This is one brand taking a full grasp of the power and potential of advertising through social media. If more brands follow, will it be to the same affect? It seems playing the social media card is all about being the first in line.
Lets go deeper.
So, in what’s being described as everything from brilliant to idiotic, bold to ridiculous and a logistical nightmare to a goldmine, Skittles moved its ‘usual’ website information into a 3 x 3″ floating box and has made its entire site a Twitter search page.
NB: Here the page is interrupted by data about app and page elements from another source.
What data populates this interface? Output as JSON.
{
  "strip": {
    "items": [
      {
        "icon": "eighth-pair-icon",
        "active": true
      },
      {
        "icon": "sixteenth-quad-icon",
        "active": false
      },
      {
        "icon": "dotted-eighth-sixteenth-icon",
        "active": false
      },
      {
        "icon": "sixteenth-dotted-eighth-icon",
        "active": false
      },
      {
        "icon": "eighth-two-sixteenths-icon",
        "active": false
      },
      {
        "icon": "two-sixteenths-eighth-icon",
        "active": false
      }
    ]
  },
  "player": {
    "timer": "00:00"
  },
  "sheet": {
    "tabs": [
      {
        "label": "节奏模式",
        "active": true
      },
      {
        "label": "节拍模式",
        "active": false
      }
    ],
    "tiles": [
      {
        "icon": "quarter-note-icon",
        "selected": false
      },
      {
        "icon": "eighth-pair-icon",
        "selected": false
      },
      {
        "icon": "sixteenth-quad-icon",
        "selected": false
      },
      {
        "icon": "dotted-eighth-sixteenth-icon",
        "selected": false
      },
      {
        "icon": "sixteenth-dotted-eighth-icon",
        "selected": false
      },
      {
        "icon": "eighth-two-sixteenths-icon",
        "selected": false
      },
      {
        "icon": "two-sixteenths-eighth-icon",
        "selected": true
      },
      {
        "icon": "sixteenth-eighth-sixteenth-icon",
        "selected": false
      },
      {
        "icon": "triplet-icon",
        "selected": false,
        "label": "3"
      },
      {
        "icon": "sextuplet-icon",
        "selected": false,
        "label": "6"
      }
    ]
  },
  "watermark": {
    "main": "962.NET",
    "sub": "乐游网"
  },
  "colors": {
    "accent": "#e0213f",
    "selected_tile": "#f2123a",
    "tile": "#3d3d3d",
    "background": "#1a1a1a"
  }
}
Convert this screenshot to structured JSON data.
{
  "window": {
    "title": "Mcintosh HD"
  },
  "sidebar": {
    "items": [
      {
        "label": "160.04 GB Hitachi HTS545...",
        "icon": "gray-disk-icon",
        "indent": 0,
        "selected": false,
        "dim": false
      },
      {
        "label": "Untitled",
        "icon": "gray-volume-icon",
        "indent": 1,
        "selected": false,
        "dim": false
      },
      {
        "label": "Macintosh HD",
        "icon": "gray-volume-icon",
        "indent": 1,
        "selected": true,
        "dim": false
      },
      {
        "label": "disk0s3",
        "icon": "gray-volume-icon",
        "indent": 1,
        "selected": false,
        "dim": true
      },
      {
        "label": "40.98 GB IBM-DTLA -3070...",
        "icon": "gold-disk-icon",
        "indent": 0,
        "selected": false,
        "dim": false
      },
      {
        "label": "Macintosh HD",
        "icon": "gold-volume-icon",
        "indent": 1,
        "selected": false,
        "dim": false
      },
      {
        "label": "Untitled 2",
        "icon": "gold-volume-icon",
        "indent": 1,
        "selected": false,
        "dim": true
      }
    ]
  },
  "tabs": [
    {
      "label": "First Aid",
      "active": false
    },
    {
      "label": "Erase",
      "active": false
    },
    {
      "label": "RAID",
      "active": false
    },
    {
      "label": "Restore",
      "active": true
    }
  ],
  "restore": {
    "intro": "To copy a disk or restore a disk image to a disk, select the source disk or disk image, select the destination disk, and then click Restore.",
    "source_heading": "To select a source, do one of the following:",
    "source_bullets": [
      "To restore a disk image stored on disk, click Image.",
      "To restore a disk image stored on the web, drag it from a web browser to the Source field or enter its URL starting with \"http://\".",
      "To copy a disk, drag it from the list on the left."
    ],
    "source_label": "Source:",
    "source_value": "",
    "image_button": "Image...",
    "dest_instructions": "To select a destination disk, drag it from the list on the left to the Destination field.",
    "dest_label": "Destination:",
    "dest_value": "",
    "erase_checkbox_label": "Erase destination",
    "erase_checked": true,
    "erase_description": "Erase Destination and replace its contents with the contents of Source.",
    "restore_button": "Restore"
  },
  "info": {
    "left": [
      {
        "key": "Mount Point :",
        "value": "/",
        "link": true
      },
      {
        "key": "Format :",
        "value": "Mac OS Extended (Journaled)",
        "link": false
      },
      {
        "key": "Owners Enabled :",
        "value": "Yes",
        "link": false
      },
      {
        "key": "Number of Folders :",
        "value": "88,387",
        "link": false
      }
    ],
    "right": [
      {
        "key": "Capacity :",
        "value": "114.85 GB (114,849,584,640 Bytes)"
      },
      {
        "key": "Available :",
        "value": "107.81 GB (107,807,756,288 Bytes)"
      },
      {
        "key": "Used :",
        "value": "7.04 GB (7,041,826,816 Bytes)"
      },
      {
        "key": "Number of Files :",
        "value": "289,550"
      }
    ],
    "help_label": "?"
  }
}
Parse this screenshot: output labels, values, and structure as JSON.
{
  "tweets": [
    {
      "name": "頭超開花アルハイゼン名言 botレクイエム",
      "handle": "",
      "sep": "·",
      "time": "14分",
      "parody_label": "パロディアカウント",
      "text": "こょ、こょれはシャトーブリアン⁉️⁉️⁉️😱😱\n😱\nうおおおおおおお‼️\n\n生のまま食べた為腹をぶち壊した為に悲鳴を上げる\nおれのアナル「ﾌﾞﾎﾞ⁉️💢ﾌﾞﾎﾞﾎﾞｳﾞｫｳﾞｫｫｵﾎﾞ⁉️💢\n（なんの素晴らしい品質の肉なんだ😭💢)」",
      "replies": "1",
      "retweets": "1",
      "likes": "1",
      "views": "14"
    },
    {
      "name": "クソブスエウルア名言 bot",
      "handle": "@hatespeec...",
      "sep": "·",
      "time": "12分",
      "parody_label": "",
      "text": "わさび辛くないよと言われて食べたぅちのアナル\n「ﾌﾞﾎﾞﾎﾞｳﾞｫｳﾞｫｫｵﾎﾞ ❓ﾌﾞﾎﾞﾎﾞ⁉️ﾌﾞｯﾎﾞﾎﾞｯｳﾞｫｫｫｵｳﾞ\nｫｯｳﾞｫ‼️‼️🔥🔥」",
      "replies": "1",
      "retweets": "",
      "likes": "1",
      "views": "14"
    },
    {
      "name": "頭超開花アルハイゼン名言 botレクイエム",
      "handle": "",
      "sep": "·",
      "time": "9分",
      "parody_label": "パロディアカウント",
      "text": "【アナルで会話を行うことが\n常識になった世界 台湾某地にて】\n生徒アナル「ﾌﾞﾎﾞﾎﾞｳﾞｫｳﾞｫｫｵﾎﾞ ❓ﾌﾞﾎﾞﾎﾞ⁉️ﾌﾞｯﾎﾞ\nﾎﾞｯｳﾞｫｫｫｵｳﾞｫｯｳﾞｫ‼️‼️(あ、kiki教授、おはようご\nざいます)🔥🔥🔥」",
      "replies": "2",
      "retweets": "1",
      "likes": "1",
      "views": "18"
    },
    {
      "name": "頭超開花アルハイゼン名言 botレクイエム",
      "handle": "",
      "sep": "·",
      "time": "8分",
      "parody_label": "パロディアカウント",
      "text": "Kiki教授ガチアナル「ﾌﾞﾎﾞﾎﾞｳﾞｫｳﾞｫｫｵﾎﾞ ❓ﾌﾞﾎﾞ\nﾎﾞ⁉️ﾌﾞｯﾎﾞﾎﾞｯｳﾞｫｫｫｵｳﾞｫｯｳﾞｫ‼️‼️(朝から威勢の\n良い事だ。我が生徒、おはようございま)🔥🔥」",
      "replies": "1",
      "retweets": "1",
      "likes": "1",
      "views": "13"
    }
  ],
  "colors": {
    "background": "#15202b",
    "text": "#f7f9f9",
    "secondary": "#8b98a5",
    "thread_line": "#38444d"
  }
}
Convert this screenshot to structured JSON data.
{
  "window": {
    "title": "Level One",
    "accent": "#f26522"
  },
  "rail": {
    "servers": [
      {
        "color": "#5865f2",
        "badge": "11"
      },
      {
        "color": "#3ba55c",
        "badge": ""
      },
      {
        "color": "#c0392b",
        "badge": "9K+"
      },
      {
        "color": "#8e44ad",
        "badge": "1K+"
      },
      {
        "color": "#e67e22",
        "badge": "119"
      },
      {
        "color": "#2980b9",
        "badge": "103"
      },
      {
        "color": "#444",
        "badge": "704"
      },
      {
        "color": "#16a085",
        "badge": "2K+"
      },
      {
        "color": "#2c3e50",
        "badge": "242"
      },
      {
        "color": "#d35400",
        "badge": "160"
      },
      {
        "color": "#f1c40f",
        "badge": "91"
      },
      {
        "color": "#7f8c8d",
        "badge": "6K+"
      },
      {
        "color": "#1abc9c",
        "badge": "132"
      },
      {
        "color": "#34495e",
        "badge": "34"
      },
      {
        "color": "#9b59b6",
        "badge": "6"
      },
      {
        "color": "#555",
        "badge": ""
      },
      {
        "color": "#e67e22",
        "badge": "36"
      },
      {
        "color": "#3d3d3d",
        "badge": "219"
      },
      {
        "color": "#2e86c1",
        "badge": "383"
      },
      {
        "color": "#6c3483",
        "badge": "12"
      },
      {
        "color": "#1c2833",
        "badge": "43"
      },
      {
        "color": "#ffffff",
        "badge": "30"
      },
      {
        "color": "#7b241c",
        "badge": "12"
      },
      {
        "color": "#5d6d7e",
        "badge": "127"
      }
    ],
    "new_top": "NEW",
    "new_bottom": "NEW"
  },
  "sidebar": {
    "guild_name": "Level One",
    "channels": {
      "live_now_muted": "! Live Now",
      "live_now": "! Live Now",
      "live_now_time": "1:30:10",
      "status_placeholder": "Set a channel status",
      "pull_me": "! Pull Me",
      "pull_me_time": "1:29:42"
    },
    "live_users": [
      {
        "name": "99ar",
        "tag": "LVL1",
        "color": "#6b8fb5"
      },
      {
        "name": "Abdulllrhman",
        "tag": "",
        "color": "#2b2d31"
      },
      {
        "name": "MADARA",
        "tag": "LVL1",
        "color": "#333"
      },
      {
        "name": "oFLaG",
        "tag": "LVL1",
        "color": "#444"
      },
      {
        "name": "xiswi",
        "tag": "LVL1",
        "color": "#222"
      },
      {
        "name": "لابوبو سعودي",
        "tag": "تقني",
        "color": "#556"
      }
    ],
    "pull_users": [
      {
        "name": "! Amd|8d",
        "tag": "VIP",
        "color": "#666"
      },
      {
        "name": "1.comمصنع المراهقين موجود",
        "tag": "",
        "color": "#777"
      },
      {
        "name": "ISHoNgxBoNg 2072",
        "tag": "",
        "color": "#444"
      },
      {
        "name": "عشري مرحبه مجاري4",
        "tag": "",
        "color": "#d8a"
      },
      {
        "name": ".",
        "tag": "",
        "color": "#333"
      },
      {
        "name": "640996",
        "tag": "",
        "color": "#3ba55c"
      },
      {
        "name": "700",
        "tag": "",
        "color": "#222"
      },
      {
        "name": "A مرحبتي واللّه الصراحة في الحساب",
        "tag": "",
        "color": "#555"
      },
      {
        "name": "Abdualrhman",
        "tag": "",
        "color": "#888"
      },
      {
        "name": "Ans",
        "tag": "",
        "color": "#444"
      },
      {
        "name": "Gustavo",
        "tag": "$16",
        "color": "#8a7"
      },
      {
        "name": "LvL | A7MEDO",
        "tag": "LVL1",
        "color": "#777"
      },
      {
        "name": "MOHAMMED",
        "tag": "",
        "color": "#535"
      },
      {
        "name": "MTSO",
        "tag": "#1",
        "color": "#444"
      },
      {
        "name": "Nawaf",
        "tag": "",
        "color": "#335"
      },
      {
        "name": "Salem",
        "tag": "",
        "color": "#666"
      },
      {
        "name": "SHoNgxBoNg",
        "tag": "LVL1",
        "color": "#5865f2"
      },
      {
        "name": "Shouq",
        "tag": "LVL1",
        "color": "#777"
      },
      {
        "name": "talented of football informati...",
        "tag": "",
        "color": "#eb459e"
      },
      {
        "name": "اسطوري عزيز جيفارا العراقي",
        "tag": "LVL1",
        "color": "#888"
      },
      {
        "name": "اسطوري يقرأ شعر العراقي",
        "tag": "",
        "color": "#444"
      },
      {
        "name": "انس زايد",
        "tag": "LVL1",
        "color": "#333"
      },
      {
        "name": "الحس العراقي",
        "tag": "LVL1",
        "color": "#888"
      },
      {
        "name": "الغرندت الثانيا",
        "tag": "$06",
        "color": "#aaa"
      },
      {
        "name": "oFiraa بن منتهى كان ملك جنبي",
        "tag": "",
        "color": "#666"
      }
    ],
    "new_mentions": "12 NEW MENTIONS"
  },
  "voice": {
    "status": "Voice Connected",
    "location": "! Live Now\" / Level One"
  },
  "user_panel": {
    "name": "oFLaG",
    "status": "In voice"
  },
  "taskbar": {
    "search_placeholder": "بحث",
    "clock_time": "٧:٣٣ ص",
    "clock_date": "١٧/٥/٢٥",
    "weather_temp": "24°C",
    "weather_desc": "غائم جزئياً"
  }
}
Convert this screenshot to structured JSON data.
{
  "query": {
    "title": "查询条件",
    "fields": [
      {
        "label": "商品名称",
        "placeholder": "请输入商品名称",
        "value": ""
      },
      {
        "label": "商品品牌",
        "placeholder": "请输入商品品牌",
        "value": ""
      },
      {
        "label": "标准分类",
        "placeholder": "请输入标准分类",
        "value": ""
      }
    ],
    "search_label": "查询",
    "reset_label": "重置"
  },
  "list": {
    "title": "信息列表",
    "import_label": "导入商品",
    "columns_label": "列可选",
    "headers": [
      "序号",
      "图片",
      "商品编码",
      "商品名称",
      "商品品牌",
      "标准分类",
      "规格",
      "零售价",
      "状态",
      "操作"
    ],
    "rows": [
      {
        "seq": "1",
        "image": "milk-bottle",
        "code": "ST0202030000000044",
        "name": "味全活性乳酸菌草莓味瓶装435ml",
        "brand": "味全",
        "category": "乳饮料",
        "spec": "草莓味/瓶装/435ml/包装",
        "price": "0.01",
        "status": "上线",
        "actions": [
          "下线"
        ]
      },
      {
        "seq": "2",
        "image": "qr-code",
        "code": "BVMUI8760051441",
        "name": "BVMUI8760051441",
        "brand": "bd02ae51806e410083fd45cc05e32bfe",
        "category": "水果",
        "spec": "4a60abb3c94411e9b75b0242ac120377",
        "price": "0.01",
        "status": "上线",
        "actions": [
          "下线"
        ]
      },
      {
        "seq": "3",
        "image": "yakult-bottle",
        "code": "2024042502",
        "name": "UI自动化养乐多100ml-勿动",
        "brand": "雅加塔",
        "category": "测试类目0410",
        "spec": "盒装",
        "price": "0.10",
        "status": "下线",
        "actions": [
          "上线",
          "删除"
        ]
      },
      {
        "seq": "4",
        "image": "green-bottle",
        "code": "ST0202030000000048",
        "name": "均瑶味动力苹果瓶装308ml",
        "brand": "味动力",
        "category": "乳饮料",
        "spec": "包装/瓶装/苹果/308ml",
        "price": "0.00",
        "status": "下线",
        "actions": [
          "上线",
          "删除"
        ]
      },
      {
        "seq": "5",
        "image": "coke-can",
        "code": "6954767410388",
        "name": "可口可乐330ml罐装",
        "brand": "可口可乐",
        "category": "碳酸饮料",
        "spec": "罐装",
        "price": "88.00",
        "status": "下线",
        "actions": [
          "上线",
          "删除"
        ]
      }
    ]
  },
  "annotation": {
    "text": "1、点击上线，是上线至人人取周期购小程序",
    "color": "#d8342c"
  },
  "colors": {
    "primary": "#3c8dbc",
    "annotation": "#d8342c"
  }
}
When you go to skittles.com, what you see is a live Twitter search results page - the term being searched, of course, is ’skittles.’ Off to the side, in a bright, red box, you can search into their ‘regular’ site with a seemingly standard navigation…or so you might think.
Their ‘friends’ page takes you to their Facebook page. Their ‘products’ pages go to Wikipedia (which the wiki notes sounds like an ad and not an article). The ‘media’ page, of course, goes to their YouTube channel. And, while the Twitter search page is set up as the ‘home’ page, it serves double-time as their ‘chatter’ page.
I’ve got to say that I’m leaning towards brilliant here. Though I feel terrible for their copywriter - s/he just lost their job. The site will be forever changing and current. It certainly embraces social media. And it has many people talking - and I can’t remember the last time I even thought about Skittles - now they’re everywhere.
Too far over the rainbow?
But, people are wondering it they’ve lost their marbles. Skittles is candy, after all. And they’re marketing is hell-bent on destroying the minds and bodies of children everywhere. So now, if a child goes to the Skittles site, they can see all of the fun that the Twitter community is having by way of posting obnoxious tweets - just to see them appear on the Skittles website.
For instance, someone tweeted recently: Just opened a bag of Skittles and all I found was cat vomit. (or something like that) I’m not thrilled with how some folks are acting - but Skittles has given up anything that even remotely looks like control here…
Perhaps, when the brouhaha dies down, this idea will be a great tool - to show the world what the current Skittles buzz is in real time. It’s like Skittles’ own brand listening page. They sure are diving head first into the transparency pool.
We can’t wait to hear what you think… Make your comment on this.